States debate holding back 3rd graders
More than a dozen have retention policies based on standardized reading requirements.
States are grappling with whether to hold back students who do not meet third-grade reading requirements, as they respond to learning loss stemming from the pandemic.
The dilemma, voiced in debates across the country, is whether the stigma of being held back is outweighed by the benefits of mastering a particular skill before advancing.
Arkansas Gov. Sarah Huckabee Sanders (R) recently signed into law a so-called retention policy, joining more than a dozen other states including Florida, Georgia, Texas and Wisconsin in holding back third-graders who don’t meet reading standards.
Elsewhere, Nevada‘s new Republican governor wants to restore his state’s policy, Michigan’s governor wants to abandon her state’s, and Tennessee is wrestling with whether to change its new law before it goes into effect this year.

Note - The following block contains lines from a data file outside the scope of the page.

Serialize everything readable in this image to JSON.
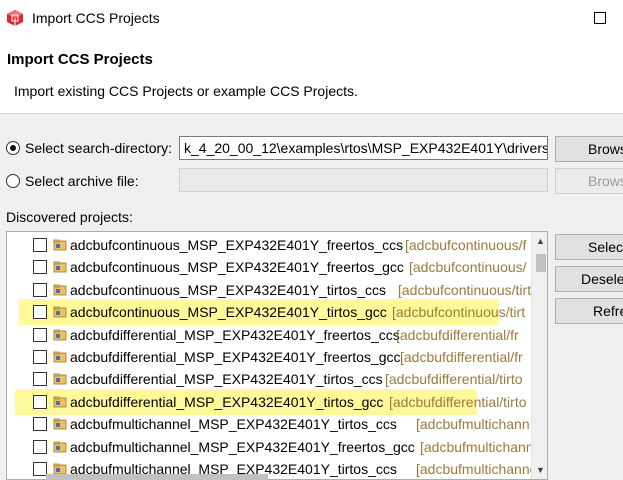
{
  "window": {
    "title": "Import CCS Projects",
    "app_icon": "ccs-cube-icon",
    "maximize_icon": "maximize-icon"
  },
  "header": {
    "title": "Import CCS Projects",
    "description": "Import existing CCS Projects or example CCS Projects."
  },
  "search_directory": {
    "label": "Select search-directory:",
    "value": "k_4_20_00_12\\examples\\rtos\\MSP_EXP432E401Y\\drivers",
    "selected": true,
    "browse_label": "Brows"
  },
  "archive_file": {
    "label": "Select archive file:",
    "value": "",
    "selected": false,
    "browse_label": "Brows"
  },
  "discovered": {
    "label": "Discovered projects:",
    "projects": [
      {
        "name": "adcbufcontinuous_MSP_EXP432E401Y_freertos_ccs",
        "path": "[adcbufcontinuous/f",
        "highlight": false
      },
      {
        "name": "adcbufcontinuous_MSP_EXP432E401Y_freertos_gcc",
        "path": "[adcbufcontinuous/",
        "highlight": false
      },
      {
        "name": "adcbufcontinuous_MSP_EXP432E401Y_tirtos_ccs",
        "path": "[adcbufcontinuous/tirto",
        "highlight": false
      },
      {
        "name": "adcbufcontinuous_MSP_EXP432E401Y_tirtos_gcc",
        "path": "[adcbufcontinuous/tirt",
        "highlight": true
      },
      {
        "name": "adcbufdifferential_MSP_EXP432E401Y_freertos_ccs",
        "path": "[adcbufdifferential/fr",
        "highlight": false
      },
      {
        "name": "adcbufdifferential_MSP_EXP432E401Y_freertos_gcc",
        "path": "[adcbufdifferential/fr",
        "highlight": false
      },
      {
        "name": "adcbufdifferential_MSP_EXP432E401Y_tirtos_ccs",
        "path": "[adcbufdifferential/tirto",
        "highlight": false
      },
      {
        "name": "adcbufdifferential_MSP_EXP432E401Y_tirtos_gcc",
        "path": "[adcbufdifferential/tirto",
        "highlight": true
      },
      {
        "name": "adcbufmultichannel_MSP_EXP432E401Y_tirtos_ccs",
        "path": "[adcbufmultichann",
        "highlight": false
      },
      {
        "name": "adcbufmultichannel_MSP_EXP432E401Y_freertos_gcc",
        "path": "[adcbufmultichann",
        "highlight": false
      },
      {
        "name": "adcbufmultichannel_MSP_EXP432E401Y_tirtos_ccs",
        "path": "[adcbufmultichannel/t",
        "highlight": false
      }
    ]
  },
  "side_buttons": {
    "select": "Select",
    "deselect": "Deselec",
    "refresh": "Refre"
  },
  "colors": {
    "highlight": "#fff99a",
    "path_text": "#9c7a3c",
    "icon_red": "#e3262f"
  }
}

Casey Taylor, policy director for ExcelinEd, a nonprofit chaired by former Florida Gov. Jeb Bush, said a retention policy coupled with other programs helps kids catch up. She said opponents focus only on forcing children to repeat a grade and not on other components of laws such as Arkansas’s, which provides aid for families to pay for tutoring and deploys 120 literacy coaches around the state.
“We see them as prevention and intervention laws that help provide the critical skills that kids need before they move on,” she said.
Groups including the National Council of Teachers of English oppose retention policies because, they argue, forcing students to repeat a grade does more harm than good.
In a resolution published in 2015, the group states that retention policies “disproportionately and negatively impact children of color, impoverished children, English Language Learners, and special needs students,” and that they are “strongly correlated with behavior problems and increased drop-out rates.”
“Retaining students who have not met proficiency levels with the intent of repeating instruction is punitive, socially inappropriate, and educationally ineffective,” the group stated.
There is a focus on third-graders because it is seen as a pivotal transition period in which students are shifting from learning to read into a mode of reading to learn, according to Harvard University researcher Martin West.
Bush pioneered the retention and intervention law model, and other states have viewed Florida as a success story. In 2022, the most recent year with data available, Florida’s fourth-graders scored higher on National Assessment of Educational Progress reading tests than almost any other fourth-graders in the country.
While support for such practices doesn’t neatly fall along party lines, Republicans have been more likely to embrace the approach. In Nevada, newly elected Gov. Joe Lombardo (R) wants to bring back a retention policy after the state repealed its requirement in 2019, he said in his state of the state speech.
In Michigan, the legislature recently passed a bill to repeal the retention section of the state’s 2016 education law after the number of third-graders who failed the state’s standardized reading test surged. The measure is awaiting Gov. Gretchen Whitmer’s (D) signature. Retention opponents argued that the policy punishes kids for falling behind and that minorities were in recent years far more likely to be held back.
Tennessee, which enacted its retention law in 2021, is weighing whether to modify its law to give third-graders who scored just below the cutoff a better chance at advancing by requiring officials to consider the results from a second state-approved test.
The law is set to go into effect this year, possibly forcing thousands of third-graders to be held back. Only about a third of Tennessee students read at grade-level, according to the Tennessee Department of Education. About 40% are approaching grade-level standards.
At least 15 states currently have retention laws on the books. Taylor encouraged any states considering repealing their retention policies to stay the course, citing relative success in Mississippi.
“We’re looking at it as the opportunity to give kids the critical skills that they need before we let them move forward,” Taylor said. “Framing it and understanding the real intent is critical.”
Michigan has given its seven-year-old law enough time to test its effectiveness, House Education Committee Chair Matt Koleszar (D) said as the chamber passed its repeal earlier this month.
“We’ve seen it in other states and there’s zero data from any other states that suggests retention is the way to go,” Koleszar said. “We’ve got enough data to know it’s not working.”